“When you’re on calls, many times you’re dealing with people in their most vulnerable state, and when you come into those homes, you’re put into a position of trust that the checkbook that’s on the kitchen table will still be on the table when you leave,” he said.
All of these qualities — physical and mental ability, compassion, trustworthiness — are critical in a profession in which “many times, your decisions truly are life and death,” Tatum said.
The morning was dappled with reminders of the life-and-death job these recruits were training to do. Often, when students were listening to instructors’ directions or critiques, a sharp, loud beeping would break through the silence. A slight shake or wiggle would quiet the device.
This was the sound of the PASS (Personal Alert Safety System) alerts worn by each student and firefighters on the job. The devices, Assistant Chief of Training Kenny Shumate said, are designed to go beep when a firefighter is motionless for more than 20 seconds, alerting others that one of their colleagues could be in danger.
Tatum said the recruit pay for the Henry County trainees was a little more than $12 per hour, or about $25,500 annually. Once the students graduate and go into the field (this first class, which began in November 2022 will graduate within the week), their pay automatically increases to an estimated $33,000 per year.
Tatum said applications are now being accepted for the next academy, which is set to begin May 2. Franklin County has already committed to joining again, he said. While he does not anticipate recruits from Martinsville, Danville, or Pittsylvania County, Tatum said he has not yet heard back from Patrick County to gauge its interest in participating.
Overall, he and the instructors agreed the initial graduating class has done well.
In addition to the live burn testing completed that day, trainees must pass a 100-question state test and a skills test, during which eight skills are randomly selected that the 28 the recruits must master, Shumate said.

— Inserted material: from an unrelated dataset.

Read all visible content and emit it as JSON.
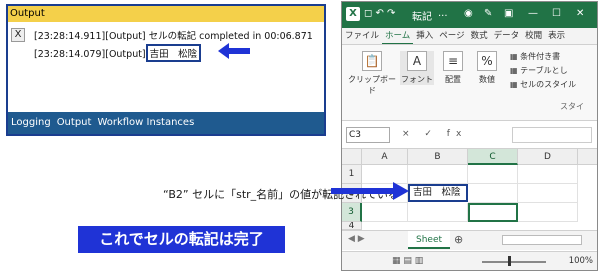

He seemed confident that the students of this first career academy would do well in meeting the challenges to come.
“They’re ready,” he said.
Anyone wishing to apply for the next Blue Ridge Fire & EMS Academy may visit http://www.henrycountyva.gov/jobs.